How to Make Someone Feel Better After a Car Accident


As anyone who has experienced a car accident can attest, being involved in a traffic accident can be a harrowing and terrifying experience. The more serious a car accident is, the more likely the people involved will develop post-traumatic stress disorder (PTSD), a condition that significantly impacts your mental health and well-being. In case of a car accident, visit car accident chiropractors near you to get immediately diagnosed you for any injuries and to get a specific treatment plan for your needs.

Car accidents are a frequent fact in our everyday lives here in the United States, where there are over two hundred million registered drivers out on the road each day. Police departments across the country reported around seven million car accidents in 2019, resulting in at least two million injuries and at least forty thousand deaths. Car accidents that end in death can have a particular effect on the mental health of survivors, and deaths related to traffic accidents were reported at an all-time high in 2020.

So what do you do when you have a loved one who has survived a collision or car accident injuries? It can be difficult to figure out the best, most tactful way to express the way you feel. The best option is usually to speak from your heart and try to understand what your loved one is going through.

Express Gratitude

First and foremost, let your loved one know how glad you are that they made it out alive. If a death occurred during a car accident, the survivor may experience feelings of guilt and even suicidal ideation. However, it is more important now than ever to let them know that they are loved. Research tells us that strong social bonds are an important protective factor in recovery from post-traumatic stress disorder. Remind your loved one that they can lean on you for support, and share with them your love and gratitude for their continued existence.

Ask What They Need

Your loved one may be experiencing shock after their car accident. They may feel overwhelmed or have needs that they are unable to express to others. It can be difficult, in such a state, to ask for help or to take care of basic needs. Sometimes, people dealing with mental distress, like in the case of post-traumatic stress disorder, have trouble managing basic hygiene. This can be exacerbated if they are caring for others or are dealing with an injury. Offer help in any way you can, and be specific. Perhaps you can take the kids for an evening or do a few loads of laundry. Maybe they need a small amount of financial support. Whatever it is, offer it, and follow through.

Researchers have known for years that social support can help protect people from PTSD symptoms, but it has recently become apparent that the perception of social support can be even more of a contributing factor. It is not enough to simply say that you feel sorry for the person who has been affected, but you can try to show that you care for them by supporting them in more material ways.

Show Your Care with a Meal

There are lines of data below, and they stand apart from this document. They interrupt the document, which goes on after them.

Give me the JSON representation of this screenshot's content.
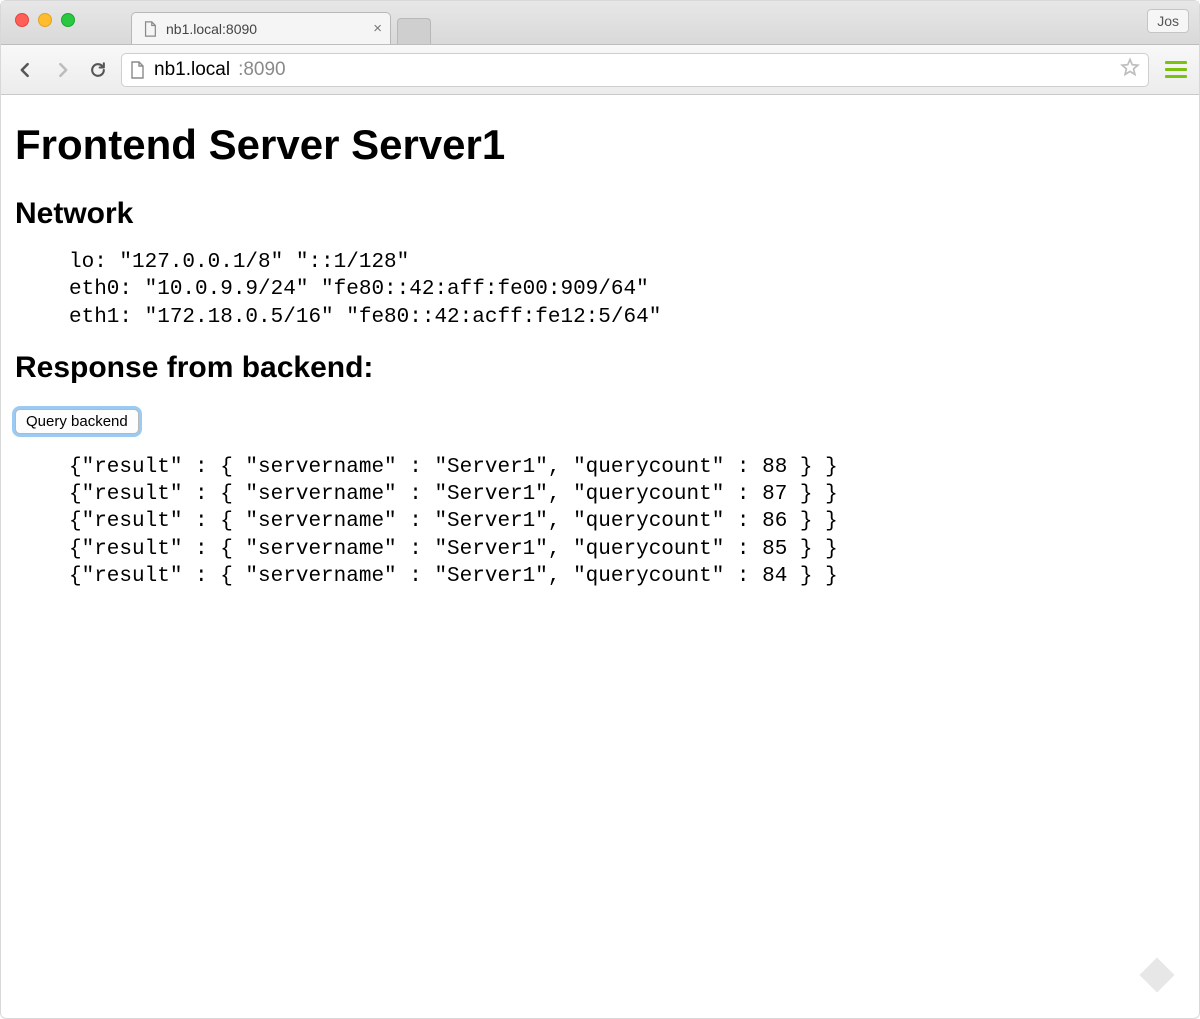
{
  "chrome": {
    "tab_title": "nb1.local:8090",
    "user_chip": "Jos",
    "url_host": "nb1.local",
    "url_port": ":8090"
  },
  "page": {
    "h1": "Frontend Server Server1",
    "network_heading": "Network",
    "network_lines": [
      "lo: \"127.0.0.1/8\" \"::1/128\"",
      "eth0: \"10.0.9.9/24\" \"fe80::42:aff:fe00:909/64\"",
      "eth1: \"172.18.0.5/16\" \"fe80::42:acff:fe12:5/64\""
    ],
    "response_heading": "Response from backend:",
    "query_button": "Query backend",
    "responses": [
      "{\"result\" : { \"servername\" : \"Server1\", \"querycount\" : 88 } }",
      "{\"result\" : { \"servername\" : \"Server1\", \"querycount\" : 87 } }",
      "{\"result\" : { \"servername\" : \"Server1\", \"querycount\" : 86 } }",
      "{\"result\" : { \"servername\" : \"Server1\", \"querycount\" : 85 } }",
      "{\"result\" : { \"servername\" : \"Server1\", \"querycount\" : 84 } }"
    ]
  }
}
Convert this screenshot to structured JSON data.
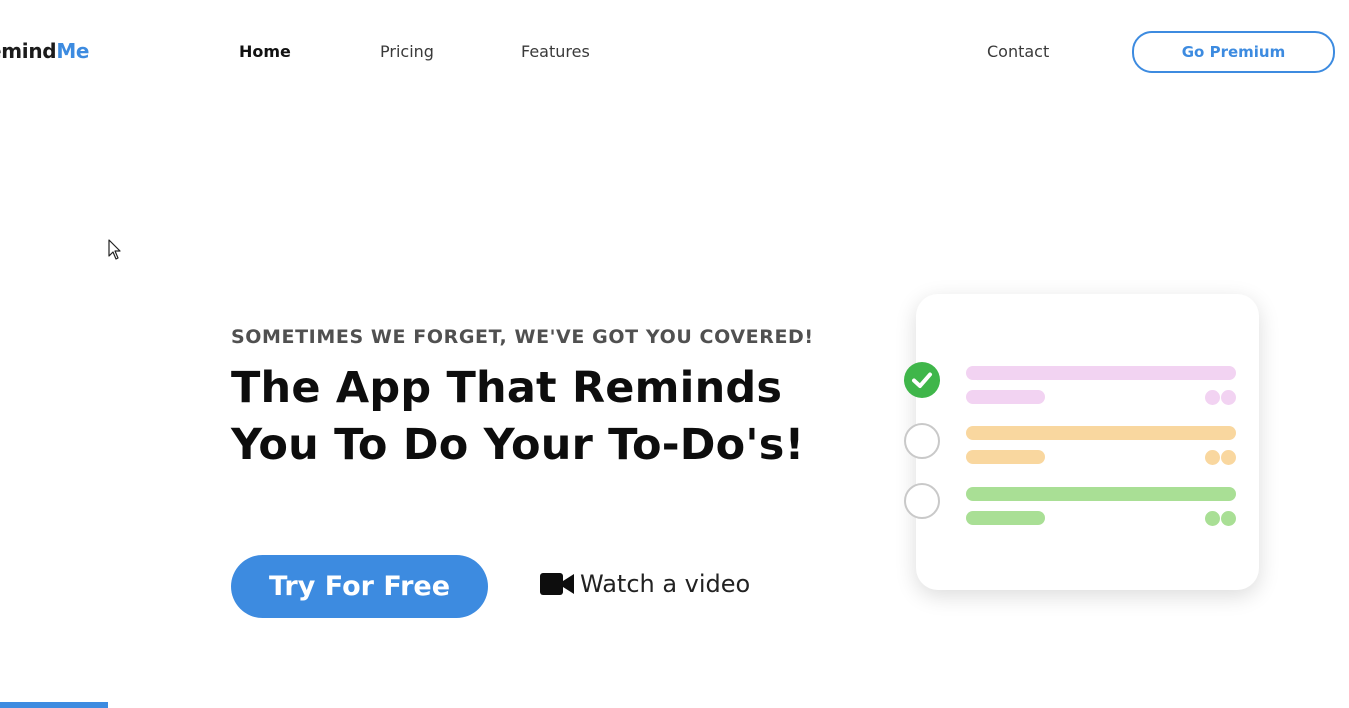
{
  "nav": {
    "logo_part1": "emind",
    "logo_part2": "Me",
    "links": [
      "Home",
      "Pricing",
      "Features"
    ],
    "contact": "Contact",
    "premium_label": "Go Premium"
  },
  "hero": {
    "eyebrow": "SOMETIMES WE FORGET, WE'VE GOT YOU COVERED!",
    "headline_line1": "The App That Reminds",
    "headline_line2": "You To Do Your To-Do's!",
    "cta_label": "Try For Free",
    "watch_label": "Watch a video"
  },
  "icons": {
    "video": "video-camera-icon",
    "check": "check-icon",
    "cursor": "mouse-cursor-icon"
  },
  "colors": {
    "accent": "#3d8be0",
    "check_green": "#3fb64a",
    "row1": "#f2d3f2",
    "row2": "#f9d79f",
    "row3": "#a9df95"
  },
  "todo_card": {
    "items": [
      {
        "state": "done"
      },
      {
        "state": "open"
      },
      {
        "state": "open"
      }
    ]
  }
}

You are probably familiar with the idea of a meal train. Many friends and families participate in such rituals after the birth of a baby or the death of a loved one, by taking turns bringing meals to the family in need. In fact, this desire to “feed” people after they experience major life changes is connected to our basic human empathy, and by providing meals, we are attempting to show others that we empathize with their problems and care for them.

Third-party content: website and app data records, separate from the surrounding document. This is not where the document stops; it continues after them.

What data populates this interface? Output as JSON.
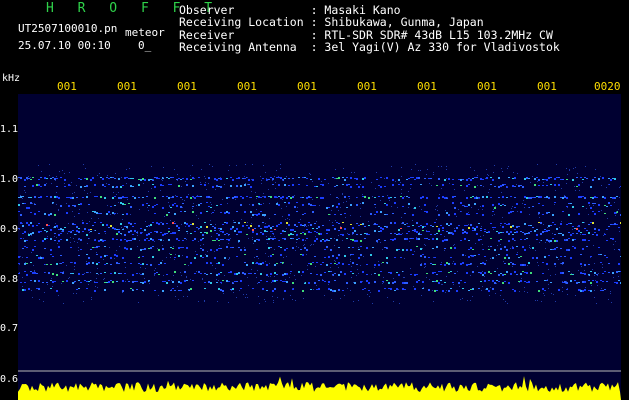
{
  "header": {
    "logo": "H R O F F T",
    "filename": "UT2507100010.pn",
    "mode": "meteor",
    "datetime": "25.07.10 00:10",
    "counter": "0_"
  },
  "info": [
    {
      "label": "Observer          ",
      "value": ": Masaki Kano"
    },
    {
      "label": "Receiving Location",
      "value": ": Shibukawa, Gunma, Japan"
    },
    {
      "label": "Receiver          ",
      "value": ": RTL-SDR SDR# 43dB L15 103.2MHz CW"
    },
    {
      "label": "Receiving Antenna ",
      "value": ": 3el Yagi(V) Az 330 for Vladivostok"
    }
  ],
  "axis": {
    "unit": "kHz",
    "x_ticks": [
      "001",
      "001",
      "001",
      "001",
      "001",
      "001",
      "001",
      "001",
      "001",
      "0020"
    ],
    "y_ticks": [
      "1.1",
      "1.0",
      "0.9",
      "0.8",
      "0.7",
      "0.6"
    ]
  },
  "colors": {
    "background": "#000031",
    "tick_text": "#ffdf00",
    "logo": "#2fd24a",
    "power_trace": "#ffff00"
  }
}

Comfort food has biological and social functions; it helps regulate the nervous system and can provide opportunities to talk with others in ways that help us de-stress. If someone you know has recently been involved in a car accident, consider arranging a meal train for them, or simply bring them something that you enjoy eating. Keep it simple, and make sure to ask ahead of time about any dietary restrictions. Ask if you can stay awhile and share a meal. Be prepared to be told no because your loved one may prefer to be alone. Even still, this simple act of sharing food can bring a lot of relief to a person who is dealing with the emotional fallout of being in a car accident.

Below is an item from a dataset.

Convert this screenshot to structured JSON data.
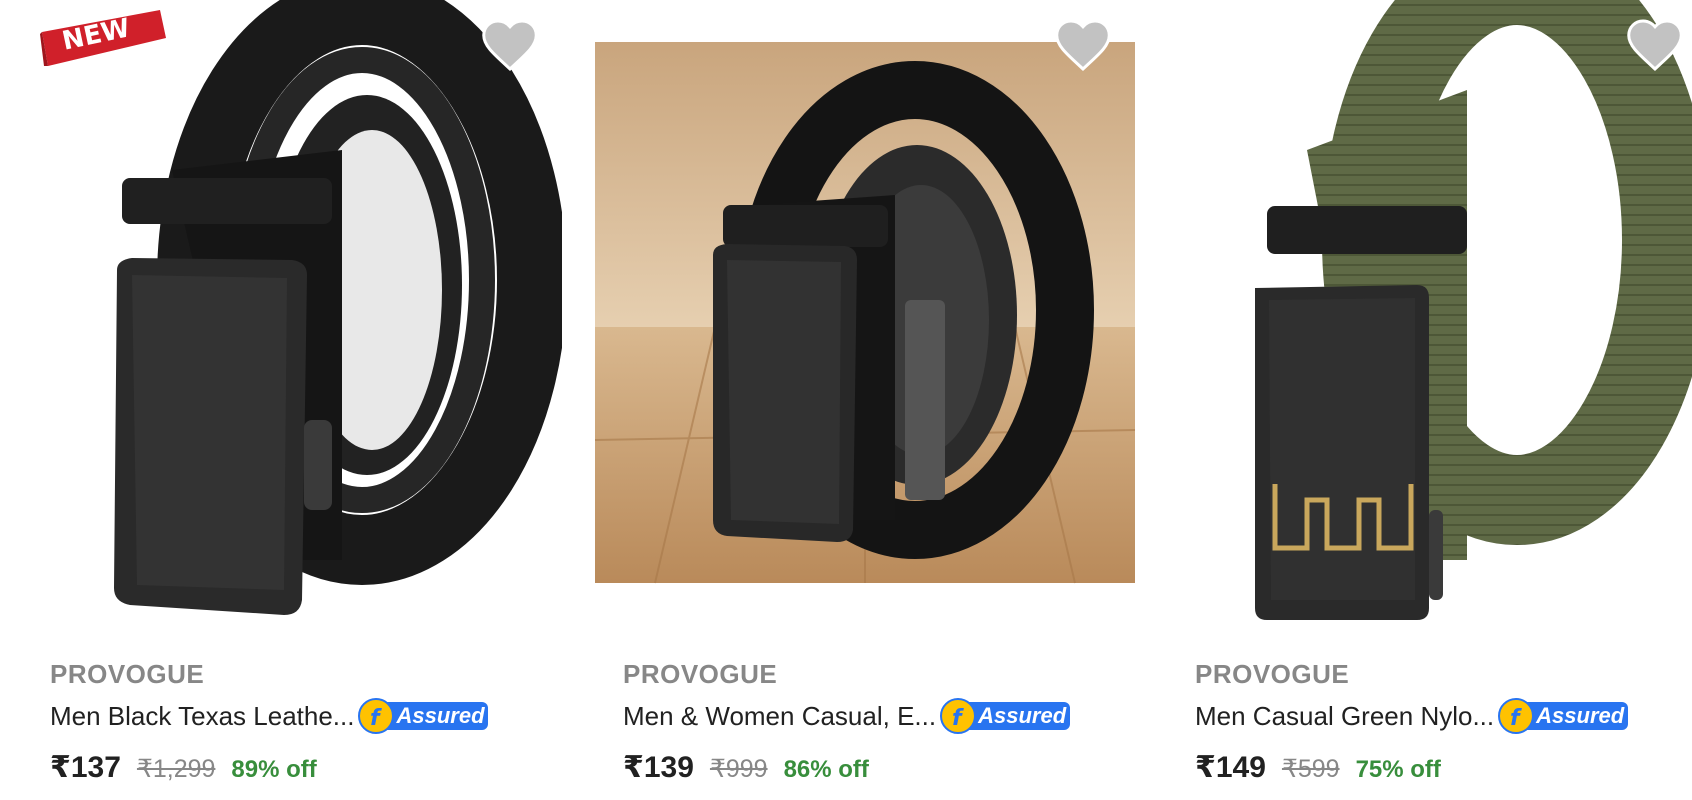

Monitor for Injuries

Of course, this does not always work for every relationship, but for people who are close to you and who are comfortable sharing such information, you can be helpful by helping them monitor for injuries or other symptoms. There are several conditions that can arise as a result of a car accident that may not be apparent for a few hours or even days. Such conditions include concussions and whiplash, two of the most common delayed injuries after car collisions. However, it is important not to overstep. Many people keep medical information private, and some do not appreciate advice coming from anyone but their doctors.

Send a Message

If you know a victim of a car accident who does not live nearby, send them a thoughtful message. You can send a short text message that lets them know that you are thinking of them, or you can send a longer email that expresses your gratitude for their survival and your empathy for what they are going through.

In the era of video chatting and remote gatherings, it is also a possibility that you could contact them using technology. Seeing a friendly face might do a world of good, and it can help them take their mind off what they have experienced.

Whatever works best for you, the best way to help someone after a car accident is to show that you support them and care for them in whatever way you can. Research shows that social support is one of the most important factors for helping people avoid serious, long-term trauma as a result of a tragic accident. By reaching out and showing that you care, you are helping to prevent more serious complications with their mental health later on.